(Records from a data collection)
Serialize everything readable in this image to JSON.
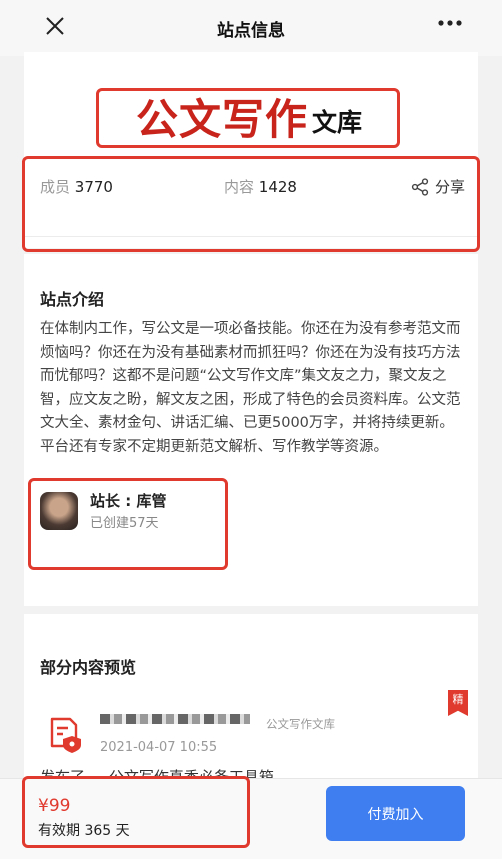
{
  "topbar": {
    "title": "站点信息",
    "close_icon": "close-icon",
    "more_icon": "more-icon"
  },
  "logo": {
    "main": "公文写作",
    "suffix": "文库"
  },
  "stats": {
    "members_label": "成员",
    "members_value": "3770",
    "content_label": "内容",
    "content_value": "1428",
    "share_label": "分享",
    "share_icon": "share-icon"
  },
  "intro": {
    "heading": "站点介绍",
    "text": "在体制内工作，写公文是一项必备技能。你还在为没有参考范文而烦恼吗？你还在为没有基础素材而抓狂吗？你还在为没有技巧方法而忧郁吗？这都不是问题“公文写作文库”集文友之力，聚文友之智，应文友之盼，解文友之困，形成了特色的会员资料库。公文范文大全、素材金句、讲话汇编、已更5000万字，并将持续更新。平台还有专家不定期更新范文解析、写作教学等资源。"
  },
  "owner": {
    "name": "站长 : 库管",
    "created": "已创建57天"
  },
  "preview": {
    "heading": "部分内容预览",
    "badge": "精",
    "post": {
      "site": "公文写作文库",
      "time": "2021-04-07 10:55",
      "text": "发布了 ... 公文写作真香必备工具箱"
    }
  },
  "bottom": {
    "price": "¥99",
    "validity": "有效期 365 天",
    "pay_button": "付费加入"
  },
  "colors": {
    "accent_red": "#e0392d",
    "button_blue": "#3e7ef0"
  }
}
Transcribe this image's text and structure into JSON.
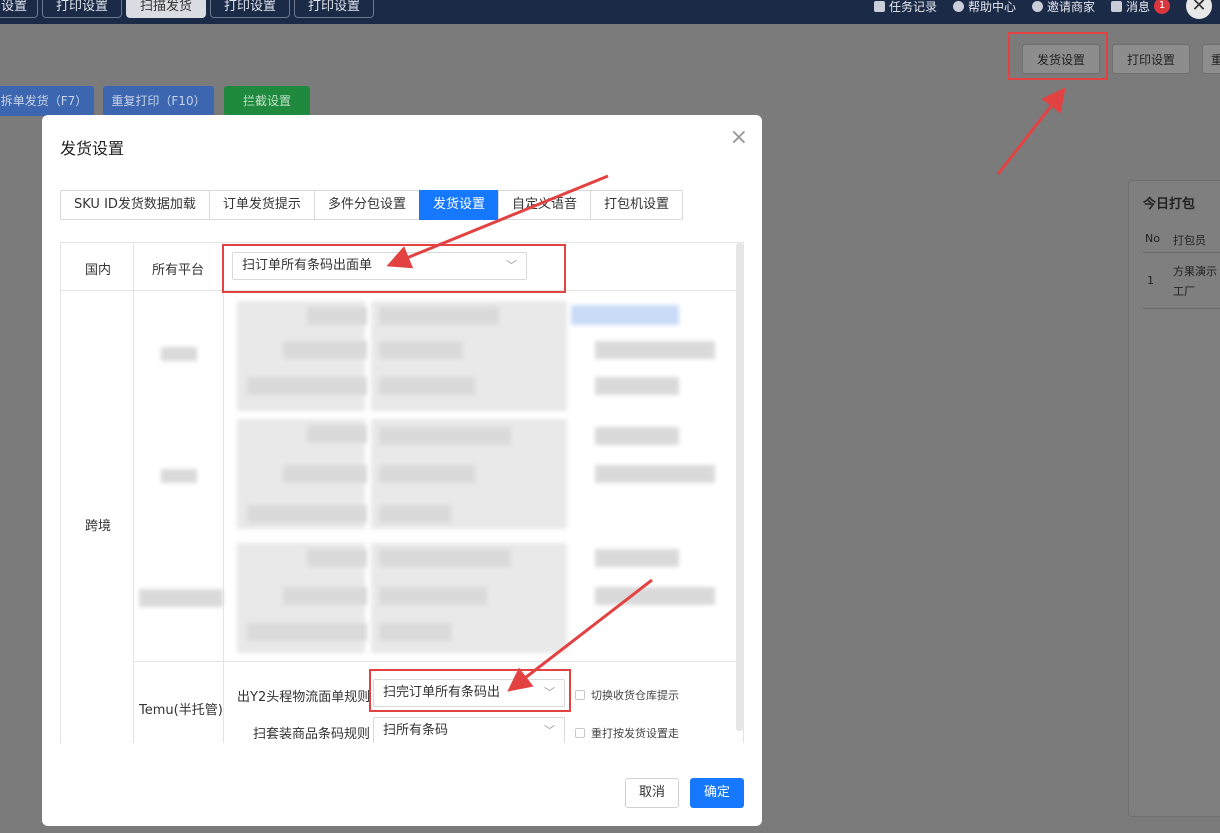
{
  "topbar": {
    "tabs": [
      "设置",
      "打印设置",
      "扫描发货",
      "打印设置",
      "打印设置"
    ],
    "active_tab_index": 2,
    "right_items": [
      "任务记录",
      "帮助中心",
      "邀请商家",
      "消息"
    ],
    "message_badge": "1",
    "avatar_glyph": "✕"
  },
  "page": {
    "actions": [
      "拆单发货（F7）",
      "重复打印（F10）",
      "拦截设置"
    ],
    "top_buttons": [
      "发货设置",
      "打印设置",
      "重"
    ],
    "right_panel": {
      "title": "今日打包",
      "columns": [
        "No",
        "打包员"
      ],
      "rows": [
        {
          "no": "1",
          "packer_line1": "方果演示",
          "packer_line2": "工厂"
        }
      ]
    }
  },
  "modal": {
    "title": "发货设置",
    "close_glyph": "×",
    "tabs": [
      "SKU ID发货数据加载",
      "订单发货提示",
      "多件分包设置",
      "发货设置",
      "自定义语音",
      "打包机设置"
    ],
    "active_tab_index": 3,
    "sections": {
      "domestic": {
        "label": "国内",
        "platform": "所有平台",
        "select_value": "扫订单所有条码出面单"
      },
      "cross_border": {
        "label": "跨境",
        "temu": {
          "label": "Temu(半托管)",
          "rule1_label": "出Y2头程物流面单规则",
          "rule1_value": "扫完订单所有条码出",
          "rule1_checkbox": "切换收货仓库提示",
          "rule2_label": "扫套装商品条码规则",
          "rule2_value": "扫所有条码",
          "rule2_checkbox": "重打按发货设置走"
        }
      }
    },
    "cancel_label": "取消",
    "ok_label": "确定"
  },
  "colors": {
    "primary": "#1677ff",
    "highlight_red": "#e34242",
    "topbar_bg": "#1b2a47",
    "overlay_gray": "#7b7b7b"
  }
}
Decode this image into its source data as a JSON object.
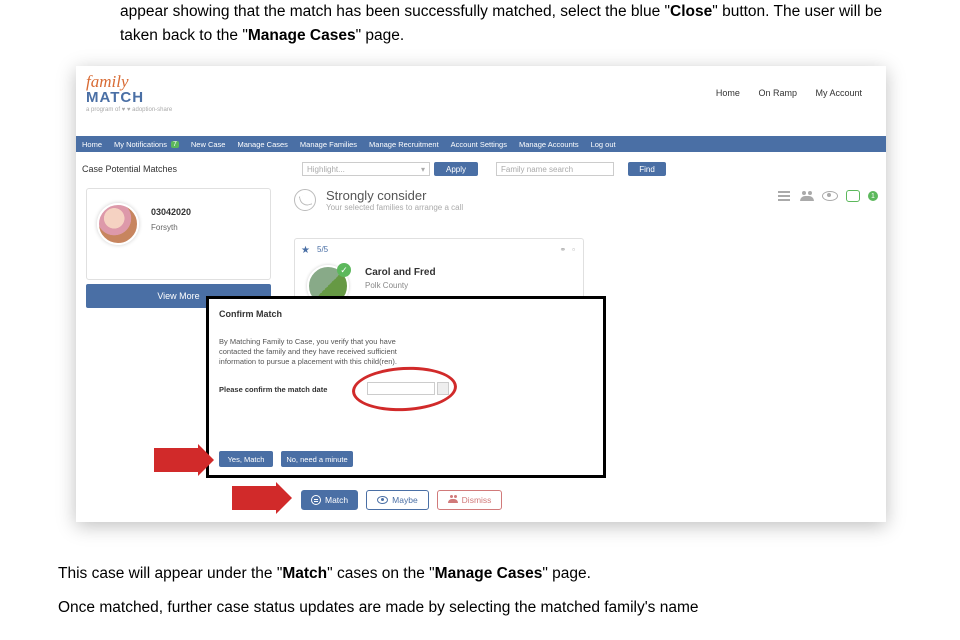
{
  "doc": {
    "top_line1_a": "appear showing that the match has been successfully matched, select the blue \"",
    "top_line1_close": "Close",
    "top_line1_b": "\" button.",
    "top_line2_a": "The user will be taken back to the \"",
    "top_line2_manage": "Manage Cases",
    "top_line2_b": "\" page.",
    "bottom_p1_a": "This case will appear under the \"",
    "bottom_p1_match": "Match",
    "bottom_p1_b": "\" cases on the \"",
    "bottom_p1_manage": "Manage Cases",
    "bottom_p1_c": "\" page.",
    "bottom_p2": "Once matched, further case status updates are made by selecting the matched family's name"
  },
  "logo": {
    "l1": "family",
    "l2": "MATCH",
    "l3": "a program of ♥ ♥ adoption-share"
  },
  "top_nav": {
    "home": "Home",
    "onramp": "On Ramp",
    "account": "My Account"
  },
  "nav": {
    "home": "Home",
    "notif": "My Notifications",
    "notif_badge": "7",
    "newcase": "New Case",
    "managecases": "Manage Cases",
    "managefam": "Manage Families",
    "managerec": "Manage Recruitment",
    "acct": "Account Settings",
    "manageacct": "Manage Accounts",
    "logout": "Log out"
  },
  "filter": {
    "title": "Case Potential Matches",
    "highlight": "Highlight...",
    "apply": "Apply",
    "fam_placeholder": "Family name search",
    "find": "Find"
  },
  "case": {
    "id": "03042020",
    "sub": "Forsyth",
    "viewmore": "View More"
  },
  "consider": {
    "title": "Strongly consider",
    "sub": "Your selected families to arrange a call",
    "thumb_count": "1"
  },
  "family": {
    "star": "★",
    "score": "5/5",
    "name": "Carol and Fred",
    "loc": "Polk County"
  },
  "modal": {
    "title": "Confirm Match",
    "par": "By Matching Family to Case, you verify that you have contacted the family and they have received sufficient information to pursue a placement with this child(ren).",
    "date_lbl": "Please confirm the match date",
    "yes": "Yes, Match",
    "no": "No, need a minute"
  },
  "btns": {
    "match": "Match",
    "maybe": "Maybe",
    "dismiss": "Dismiss"
  }
}
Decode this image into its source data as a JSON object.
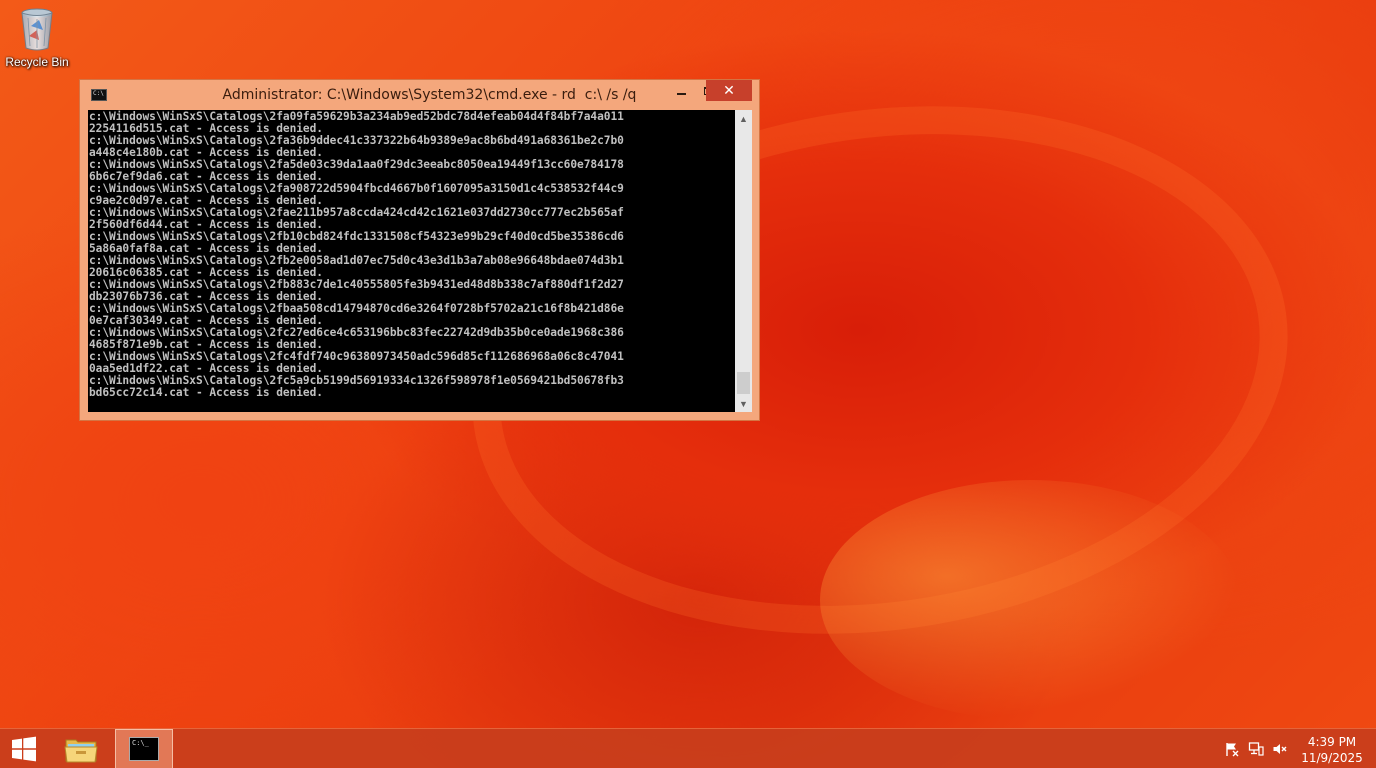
{
  "desktop": {
    "icons": [
      {
        "label": "Recycle Bin",
        "icon": "recycle-bin-icon"
      }
    ]
  },
  "window": {
    "title": "Administrator: C:\\Windows\\System32\\cmd.exe - rd  c:\\ /s /q",
    "controls": {
      "minimize": "minimize",
      "maximize": "maximize",
      "close": "✕"
    },
    "console_lines": [
      "c:\\Windows\\WinSxS\\Catalogs\\2fa09fa59629b3a234ab9ed52bdc78d4efeab04d4f84bf7a4a011",
      "2254116d515.cat - Access is denied.",
      "c:\\Windows\\WinSxS\\Catalogs\\2fa36b9ddec41c337322b64b9389e9ac8b6bd491a68361be2c7b0",
      "a448c4e180b.cat - Access is denied.",
      "c:\\Windows\\WinSxS\\Catalogs\\2fa5de03c39da1aa0f29dc3eeabc8050ea19449f13cc60e784178",
      "6b6c7ef9da6.cat - Access is denied.",
      "c:\\Windows\\WinSxS\\Catalogs\\2fa908722d5904fbcd4667b0f1607095a3150d1c4c538532f44c9",
      "c9ae2c0d97e.cat - Access is denied.",
      "c:\\Windows\\WinSxS\\Catalogs\\2fae211b957a8ccda424cd42c1621e037dd2730cc777ec2b565af",
      "2f560df6d44.cat - Access is denied.",
      "c:\\Windows\\WinSxS\\Catalogs\\2fb10cbd824fdc1331508cf54323e99b29cf40d0cd5be35386cd6",
      "5a86a0faf8a.cat - Access is denied.",
      "c:\\Windows\\WinSxS\\Catalogs\\2fb2e0058ad1d07ec75d0c43e3d1b3a7ab08e96648bdae074d3b1",
      "20616c06385.cat - Access is denied.",
      "c:\\Windows\\WinSxS\\Catalogs\\2fb883c7de1c40555805fe3b9431ed48d8b338c7af880df1f2d27",
      "db23076b736.cat - Access is denied.",
      "c:\\Windows\\WinSxS\\Catalogs\\2fbaa508cd14794870cd6e3264f0728bf5702a21c16f8b421d86e",
      "0e7caf30349.cat - Access is denied.",
      "c:\\Windows\\WinSxS\\Catalogs\\2fc27ed6ce4c653196bbc83fec22742d9db35b0ce0ade1968c386",
      "4685f871e9b.cat - Access is denied.",
      "c:\\Windows\\WinSxS\\Catalogs\\2fc4fdf740c96380973450adc596d85cf112686968a06c8c47041",
      "0aa5ed1df22.cat - Access is denied.",
      "c:\\Windows\\WinSxS\\Catalogs\\2fc5a9cb5199d56919334c1326f598978f1e0569421bd50678fb3",
      "bd65cc72c14.cat - Access is denied."
    ]
  },
  "taskbar": {
    "start_icon": "windows-logo-icon",
    "pinned": [
      {
        "name": "file-explorer",
        "icon": "folder-icon"
      },
      {
        "name": "cmd",
        "icon": "command-prompt-icon",
        "active": true
      }
    ],
    "tray": {
      "icons": [
        "action-center-flag-icon",
        "network-icon",
        "speaker-muted-icon"
      ],
      "time": "4:39 PM",
      "date": "11/9/2025"
    }
  },
  "colors": {
    "desktop_accent": "#e8380e",
    "taskbar": "#c83e1c",
    "window_frame": "#f4a77c",
    "close_button": "#c7402b",
    "console_bg": "#000000",
    "console_text": "#c0c0c0"
  }
}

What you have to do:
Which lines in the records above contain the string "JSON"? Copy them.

Answer to the problem:
Serialize everything readable in this image to JSON.
Transcribe this image's text and structure into JSON.
Decode this image into its source data as a JSON object.
Decode this image into its source data as a JSON object.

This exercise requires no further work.